WHAT YOU HAVE TO DO:
Each line in the data holding "accent" should be listed.

[Stored data]
▬▬▬▬▬▬
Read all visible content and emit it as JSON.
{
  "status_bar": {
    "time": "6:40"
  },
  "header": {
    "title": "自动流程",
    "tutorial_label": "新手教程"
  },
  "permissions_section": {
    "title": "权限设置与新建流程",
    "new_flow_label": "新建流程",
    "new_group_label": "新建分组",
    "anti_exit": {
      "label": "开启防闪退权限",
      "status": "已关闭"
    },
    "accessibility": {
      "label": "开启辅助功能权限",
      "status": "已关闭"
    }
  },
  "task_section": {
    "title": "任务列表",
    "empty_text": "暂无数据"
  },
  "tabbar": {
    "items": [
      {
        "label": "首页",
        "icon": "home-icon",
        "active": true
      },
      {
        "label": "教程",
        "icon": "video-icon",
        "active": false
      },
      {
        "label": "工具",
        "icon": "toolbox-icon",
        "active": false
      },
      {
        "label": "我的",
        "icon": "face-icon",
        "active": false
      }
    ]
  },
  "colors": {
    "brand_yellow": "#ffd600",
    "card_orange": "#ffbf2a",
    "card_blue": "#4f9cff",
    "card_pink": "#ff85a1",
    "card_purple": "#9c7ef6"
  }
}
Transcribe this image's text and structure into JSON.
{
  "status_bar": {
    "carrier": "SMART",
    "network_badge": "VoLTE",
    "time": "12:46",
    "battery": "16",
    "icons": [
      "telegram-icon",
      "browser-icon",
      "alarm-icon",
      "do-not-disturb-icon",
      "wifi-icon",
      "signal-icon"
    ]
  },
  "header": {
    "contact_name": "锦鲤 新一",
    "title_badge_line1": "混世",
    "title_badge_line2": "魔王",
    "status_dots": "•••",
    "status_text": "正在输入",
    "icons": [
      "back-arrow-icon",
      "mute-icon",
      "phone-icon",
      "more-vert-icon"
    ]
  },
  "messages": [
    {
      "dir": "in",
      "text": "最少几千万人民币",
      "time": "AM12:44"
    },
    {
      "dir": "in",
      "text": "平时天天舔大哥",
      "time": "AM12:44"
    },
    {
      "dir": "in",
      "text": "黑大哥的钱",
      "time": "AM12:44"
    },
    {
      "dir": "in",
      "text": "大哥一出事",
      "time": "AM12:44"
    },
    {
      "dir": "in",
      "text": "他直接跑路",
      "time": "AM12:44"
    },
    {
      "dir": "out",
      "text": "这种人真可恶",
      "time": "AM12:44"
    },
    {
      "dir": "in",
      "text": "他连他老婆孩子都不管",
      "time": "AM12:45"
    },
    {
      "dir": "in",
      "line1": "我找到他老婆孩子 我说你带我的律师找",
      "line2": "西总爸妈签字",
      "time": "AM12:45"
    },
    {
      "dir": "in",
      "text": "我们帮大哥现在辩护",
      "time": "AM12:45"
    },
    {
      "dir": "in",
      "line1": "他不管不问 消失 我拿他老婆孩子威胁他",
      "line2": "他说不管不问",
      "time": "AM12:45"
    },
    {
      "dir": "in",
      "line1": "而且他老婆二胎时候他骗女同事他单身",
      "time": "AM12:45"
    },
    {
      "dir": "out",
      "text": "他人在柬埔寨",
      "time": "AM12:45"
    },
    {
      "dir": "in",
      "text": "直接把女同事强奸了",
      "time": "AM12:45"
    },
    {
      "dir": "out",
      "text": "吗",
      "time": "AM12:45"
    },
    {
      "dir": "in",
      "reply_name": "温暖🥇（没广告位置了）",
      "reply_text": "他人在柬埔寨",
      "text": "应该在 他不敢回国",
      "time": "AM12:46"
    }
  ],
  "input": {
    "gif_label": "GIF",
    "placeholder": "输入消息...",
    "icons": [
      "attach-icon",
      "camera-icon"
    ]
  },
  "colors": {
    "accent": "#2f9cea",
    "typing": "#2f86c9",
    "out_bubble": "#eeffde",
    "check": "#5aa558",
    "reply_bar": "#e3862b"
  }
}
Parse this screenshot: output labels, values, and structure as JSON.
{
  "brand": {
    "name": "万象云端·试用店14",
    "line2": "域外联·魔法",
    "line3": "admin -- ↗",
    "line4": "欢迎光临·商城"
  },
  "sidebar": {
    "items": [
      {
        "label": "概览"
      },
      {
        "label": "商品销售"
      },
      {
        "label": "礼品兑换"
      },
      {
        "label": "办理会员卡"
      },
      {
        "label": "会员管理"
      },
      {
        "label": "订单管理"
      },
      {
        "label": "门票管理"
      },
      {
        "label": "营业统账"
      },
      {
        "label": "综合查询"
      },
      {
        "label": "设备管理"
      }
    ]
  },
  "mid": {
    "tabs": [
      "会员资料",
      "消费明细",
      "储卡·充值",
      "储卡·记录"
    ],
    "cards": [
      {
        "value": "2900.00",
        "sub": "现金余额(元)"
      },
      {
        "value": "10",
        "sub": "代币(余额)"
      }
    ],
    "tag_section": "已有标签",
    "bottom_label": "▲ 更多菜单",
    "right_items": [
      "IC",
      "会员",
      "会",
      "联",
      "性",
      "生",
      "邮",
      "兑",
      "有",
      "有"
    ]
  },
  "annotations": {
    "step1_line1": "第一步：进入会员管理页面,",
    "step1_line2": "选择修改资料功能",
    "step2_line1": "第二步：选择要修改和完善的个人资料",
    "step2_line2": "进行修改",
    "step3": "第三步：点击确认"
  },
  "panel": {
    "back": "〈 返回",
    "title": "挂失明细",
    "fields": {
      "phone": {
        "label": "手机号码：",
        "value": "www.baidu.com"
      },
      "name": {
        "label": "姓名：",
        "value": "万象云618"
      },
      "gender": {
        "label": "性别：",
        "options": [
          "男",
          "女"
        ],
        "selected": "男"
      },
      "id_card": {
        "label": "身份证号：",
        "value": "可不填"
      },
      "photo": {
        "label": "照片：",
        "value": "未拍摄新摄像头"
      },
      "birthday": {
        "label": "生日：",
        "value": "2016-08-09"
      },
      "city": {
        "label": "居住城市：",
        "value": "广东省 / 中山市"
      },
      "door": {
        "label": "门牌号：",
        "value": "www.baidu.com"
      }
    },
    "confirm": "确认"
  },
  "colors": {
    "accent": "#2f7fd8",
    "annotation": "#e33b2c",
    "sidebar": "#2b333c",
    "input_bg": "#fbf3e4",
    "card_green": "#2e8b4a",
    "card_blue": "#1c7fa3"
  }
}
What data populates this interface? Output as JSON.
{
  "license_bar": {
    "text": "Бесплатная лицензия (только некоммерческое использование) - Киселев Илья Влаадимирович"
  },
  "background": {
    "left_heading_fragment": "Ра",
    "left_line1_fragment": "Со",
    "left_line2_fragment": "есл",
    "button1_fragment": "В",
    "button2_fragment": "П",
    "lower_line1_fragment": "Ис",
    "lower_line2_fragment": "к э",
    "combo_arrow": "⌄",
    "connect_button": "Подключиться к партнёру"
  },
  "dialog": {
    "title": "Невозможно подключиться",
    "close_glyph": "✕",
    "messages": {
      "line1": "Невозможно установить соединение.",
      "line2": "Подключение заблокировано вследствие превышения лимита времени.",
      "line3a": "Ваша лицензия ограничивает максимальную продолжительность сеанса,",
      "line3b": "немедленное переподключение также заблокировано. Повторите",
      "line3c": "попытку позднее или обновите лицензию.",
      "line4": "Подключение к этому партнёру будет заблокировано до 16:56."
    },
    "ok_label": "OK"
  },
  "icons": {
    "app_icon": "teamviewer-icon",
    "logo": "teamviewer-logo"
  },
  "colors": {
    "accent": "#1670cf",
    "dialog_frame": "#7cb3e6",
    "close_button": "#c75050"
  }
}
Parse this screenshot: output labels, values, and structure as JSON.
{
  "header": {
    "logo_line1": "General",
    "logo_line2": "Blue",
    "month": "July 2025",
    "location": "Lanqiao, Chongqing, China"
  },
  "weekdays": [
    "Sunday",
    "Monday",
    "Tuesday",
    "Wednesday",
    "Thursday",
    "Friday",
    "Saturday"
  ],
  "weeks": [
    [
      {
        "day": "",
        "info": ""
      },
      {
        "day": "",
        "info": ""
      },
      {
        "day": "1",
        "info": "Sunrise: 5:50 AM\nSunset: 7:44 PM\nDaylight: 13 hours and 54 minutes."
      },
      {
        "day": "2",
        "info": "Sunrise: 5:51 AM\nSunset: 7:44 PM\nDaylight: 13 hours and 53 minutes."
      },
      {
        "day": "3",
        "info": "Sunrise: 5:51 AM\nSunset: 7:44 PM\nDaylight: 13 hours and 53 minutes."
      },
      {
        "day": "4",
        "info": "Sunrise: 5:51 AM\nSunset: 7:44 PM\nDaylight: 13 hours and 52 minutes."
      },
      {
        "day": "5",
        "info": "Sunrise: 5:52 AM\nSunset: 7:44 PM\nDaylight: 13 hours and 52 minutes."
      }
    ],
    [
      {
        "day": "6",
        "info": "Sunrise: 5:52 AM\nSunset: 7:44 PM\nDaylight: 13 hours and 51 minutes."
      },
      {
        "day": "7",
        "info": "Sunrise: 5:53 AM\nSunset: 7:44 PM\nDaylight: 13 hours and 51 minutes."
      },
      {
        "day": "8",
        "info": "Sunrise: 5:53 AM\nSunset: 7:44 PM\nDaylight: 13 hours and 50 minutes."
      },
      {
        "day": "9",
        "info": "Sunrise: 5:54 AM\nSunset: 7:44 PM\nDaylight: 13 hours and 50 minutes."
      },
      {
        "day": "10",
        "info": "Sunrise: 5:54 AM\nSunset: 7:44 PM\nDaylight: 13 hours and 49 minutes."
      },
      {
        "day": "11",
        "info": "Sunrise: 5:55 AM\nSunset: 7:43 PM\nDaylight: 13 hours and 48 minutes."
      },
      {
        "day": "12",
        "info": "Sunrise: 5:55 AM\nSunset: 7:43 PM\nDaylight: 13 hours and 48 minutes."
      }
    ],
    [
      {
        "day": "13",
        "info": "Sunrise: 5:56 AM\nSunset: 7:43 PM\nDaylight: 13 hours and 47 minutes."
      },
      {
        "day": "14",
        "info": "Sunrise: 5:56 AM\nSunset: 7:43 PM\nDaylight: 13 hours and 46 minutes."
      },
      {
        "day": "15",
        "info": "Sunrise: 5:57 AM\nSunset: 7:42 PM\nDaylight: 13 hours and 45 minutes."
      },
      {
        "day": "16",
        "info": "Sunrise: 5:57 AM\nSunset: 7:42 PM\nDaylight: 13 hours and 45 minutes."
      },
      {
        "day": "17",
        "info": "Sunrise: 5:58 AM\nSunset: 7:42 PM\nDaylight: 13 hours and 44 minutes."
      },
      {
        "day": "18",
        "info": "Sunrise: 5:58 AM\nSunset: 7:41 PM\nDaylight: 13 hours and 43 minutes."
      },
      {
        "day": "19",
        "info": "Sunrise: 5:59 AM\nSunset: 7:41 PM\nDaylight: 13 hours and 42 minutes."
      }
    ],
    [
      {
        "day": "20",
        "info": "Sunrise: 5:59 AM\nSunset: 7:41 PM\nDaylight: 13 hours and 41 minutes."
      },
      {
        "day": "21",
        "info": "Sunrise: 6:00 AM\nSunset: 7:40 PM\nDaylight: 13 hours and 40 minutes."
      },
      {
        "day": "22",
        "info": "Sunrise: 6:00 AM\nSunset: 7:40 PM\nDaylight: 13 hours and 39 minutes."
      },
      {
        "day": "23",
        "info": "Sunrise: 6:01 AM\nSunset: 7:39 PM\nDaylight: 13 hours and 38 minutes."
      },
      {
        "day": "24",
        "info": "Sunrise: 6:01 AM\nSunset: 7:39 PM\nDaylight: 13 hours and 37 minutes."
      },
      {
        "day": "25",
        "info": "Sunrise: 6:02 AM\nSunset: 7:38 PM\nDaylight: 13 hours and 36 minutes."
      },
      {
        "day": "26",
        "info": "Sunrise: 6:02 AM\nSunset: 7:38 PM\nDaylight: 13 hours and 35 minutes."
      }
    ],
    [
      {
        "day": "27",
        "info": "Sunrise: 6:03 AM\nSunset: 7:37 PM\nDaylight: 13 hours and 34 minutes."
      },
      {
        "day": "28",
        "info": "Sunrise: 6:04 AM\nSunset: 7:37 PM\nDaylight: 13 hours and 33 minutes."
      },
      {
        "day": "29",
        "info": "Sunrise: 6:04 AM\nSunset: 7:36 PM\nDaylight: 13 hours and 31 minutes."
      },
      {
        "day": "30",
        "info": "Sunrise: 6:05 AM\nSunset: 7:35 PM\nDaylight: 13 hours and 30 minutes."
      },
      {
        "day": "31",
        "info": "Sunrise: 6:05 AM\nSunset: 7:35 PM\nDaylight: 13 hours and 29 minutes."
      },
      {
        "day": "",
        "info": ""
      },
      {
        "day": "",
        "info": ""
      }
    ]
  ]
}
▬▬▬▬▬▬
SOLUTION TO THIS EXERCISE:
    "accent": "#2f9cea",
    "accent": "#2f7fd8",
    "accent": "#1670cf",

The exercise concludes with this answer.